Saved data entries.
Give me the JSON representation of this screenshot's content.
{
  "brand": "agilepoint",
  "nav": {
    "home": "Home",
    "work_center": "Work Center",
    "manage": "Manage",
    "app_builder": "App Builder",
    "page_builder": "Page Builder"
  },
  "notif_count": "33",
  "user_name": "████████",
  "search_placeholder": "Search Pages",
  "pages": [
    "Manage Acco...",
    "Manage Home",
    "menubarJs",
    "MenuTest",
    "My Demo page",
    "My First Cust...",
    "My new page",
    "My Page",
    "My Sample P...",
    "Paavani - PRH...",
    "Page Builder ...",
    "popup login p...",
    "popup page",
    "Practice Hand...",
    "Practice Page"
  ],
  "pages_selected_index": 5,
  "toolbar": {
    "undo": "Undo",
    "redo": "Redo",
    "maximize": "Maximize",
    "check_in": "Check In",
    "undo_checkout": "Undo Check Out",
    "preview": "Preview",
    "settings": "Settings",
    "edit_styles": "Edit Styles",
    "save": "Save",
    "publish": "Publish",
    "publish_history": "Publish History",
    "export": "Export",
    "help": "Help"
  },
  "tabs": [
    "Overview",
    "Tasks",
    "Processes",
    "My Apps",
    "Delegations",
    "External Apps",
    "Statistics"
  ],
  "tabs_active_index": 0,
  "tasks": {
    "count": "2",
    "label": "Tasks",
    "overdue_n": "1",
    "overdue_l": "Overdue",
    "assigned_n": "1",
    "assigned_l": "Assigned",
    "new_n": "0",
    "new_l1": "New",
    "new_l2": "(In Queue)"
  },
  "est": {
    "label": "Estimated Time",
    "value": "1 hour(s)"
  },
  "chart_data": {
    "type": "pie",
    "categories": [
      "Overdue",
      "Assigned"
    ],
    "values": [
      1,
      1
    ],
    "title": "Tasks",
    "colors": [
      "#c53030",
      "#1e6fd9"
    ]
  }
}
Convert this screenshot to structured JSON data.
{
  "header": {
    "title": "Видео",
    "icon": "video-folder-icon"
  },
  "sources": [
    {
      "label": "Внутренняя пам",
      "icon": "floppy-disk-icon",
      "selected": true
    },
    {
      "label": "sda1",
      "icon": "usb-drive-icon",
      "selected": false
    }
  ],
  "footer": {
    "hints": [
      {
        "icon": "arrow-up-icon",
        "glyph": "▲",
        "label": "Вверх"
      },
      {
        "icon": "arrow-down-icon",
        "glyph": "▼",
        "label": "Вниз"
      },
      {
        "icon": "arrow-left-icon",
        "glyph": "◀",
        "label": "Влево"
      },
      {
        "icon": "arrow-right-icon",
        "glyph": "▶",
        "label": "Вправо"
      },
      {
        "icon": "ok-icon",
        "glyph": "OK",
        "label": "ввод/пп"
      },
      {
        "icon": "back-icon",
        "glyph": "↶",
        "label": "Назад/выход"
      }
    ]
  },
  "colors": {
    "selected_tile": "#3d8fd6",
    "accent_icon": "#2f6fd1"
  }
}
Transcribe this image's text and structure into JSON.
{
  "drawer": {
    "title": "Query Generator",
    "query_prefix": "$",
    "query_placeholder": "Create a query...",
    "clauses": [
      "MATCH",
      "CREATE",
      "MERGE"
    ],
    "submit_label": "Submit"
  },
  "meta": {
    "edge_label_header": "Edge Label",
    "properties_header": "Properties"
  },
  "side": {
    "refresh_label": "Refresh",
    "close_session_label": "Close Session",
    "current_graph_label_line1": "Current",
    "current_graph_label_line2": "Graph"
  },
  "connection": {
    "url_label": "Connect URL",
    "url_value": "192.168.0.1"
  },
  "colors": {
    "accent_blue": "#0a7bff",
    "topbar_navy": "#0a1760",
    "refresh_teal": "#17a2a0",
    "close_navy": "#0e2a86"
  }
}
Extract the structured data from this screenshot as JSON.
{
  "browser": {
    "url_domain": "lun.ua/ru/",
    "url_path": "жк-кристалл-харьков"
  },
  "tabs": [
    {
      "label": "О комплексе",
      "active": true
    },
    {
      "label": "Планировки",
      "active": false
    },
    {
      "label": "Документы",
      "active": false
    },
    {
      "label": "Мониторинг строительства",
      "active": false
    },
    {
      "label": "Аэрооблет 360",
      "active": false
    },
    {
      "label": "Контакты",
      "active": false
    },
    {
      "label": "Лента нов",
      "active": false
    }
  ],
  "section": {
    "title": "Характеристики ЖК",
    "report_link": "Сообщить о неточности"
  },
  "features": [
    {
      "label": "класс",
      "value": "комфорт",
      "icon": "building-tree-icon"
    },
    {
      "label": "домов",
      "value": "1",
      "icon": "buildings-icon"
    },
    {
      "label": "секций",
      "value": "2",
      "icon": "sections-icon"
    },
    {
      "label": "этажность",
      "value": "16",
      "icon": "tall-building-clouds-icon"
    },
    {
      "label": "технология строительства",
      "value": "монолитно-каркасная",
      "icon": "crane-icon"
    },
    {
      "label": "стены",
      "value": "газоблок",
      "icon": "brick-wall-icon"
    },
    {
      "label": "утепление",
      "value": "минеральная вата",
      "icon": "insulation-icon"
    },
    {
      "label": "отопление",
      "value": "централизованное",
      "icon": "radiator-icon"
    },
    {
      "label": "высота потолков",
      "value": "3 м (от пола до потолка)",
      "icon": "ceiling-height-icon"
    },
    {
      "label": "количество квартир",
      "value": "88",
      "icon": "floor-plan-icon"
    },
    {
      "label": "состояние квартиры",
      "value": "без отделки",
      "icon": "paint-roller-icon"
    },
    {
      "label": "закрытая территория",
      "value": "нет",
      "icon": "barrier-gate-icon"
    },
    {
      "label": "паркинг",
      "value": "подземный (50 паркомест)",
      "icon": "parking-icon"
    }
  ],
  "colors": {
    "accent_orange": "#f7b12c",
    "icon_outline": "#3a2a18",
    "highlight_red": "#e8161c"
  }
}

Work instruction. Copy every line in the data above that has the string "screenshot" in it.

Answer box.
Give me the JSON representation of this screenshot's content.
Convert this screenshot to structured JSON data.
Extract the structured data from this screenshot as JSON.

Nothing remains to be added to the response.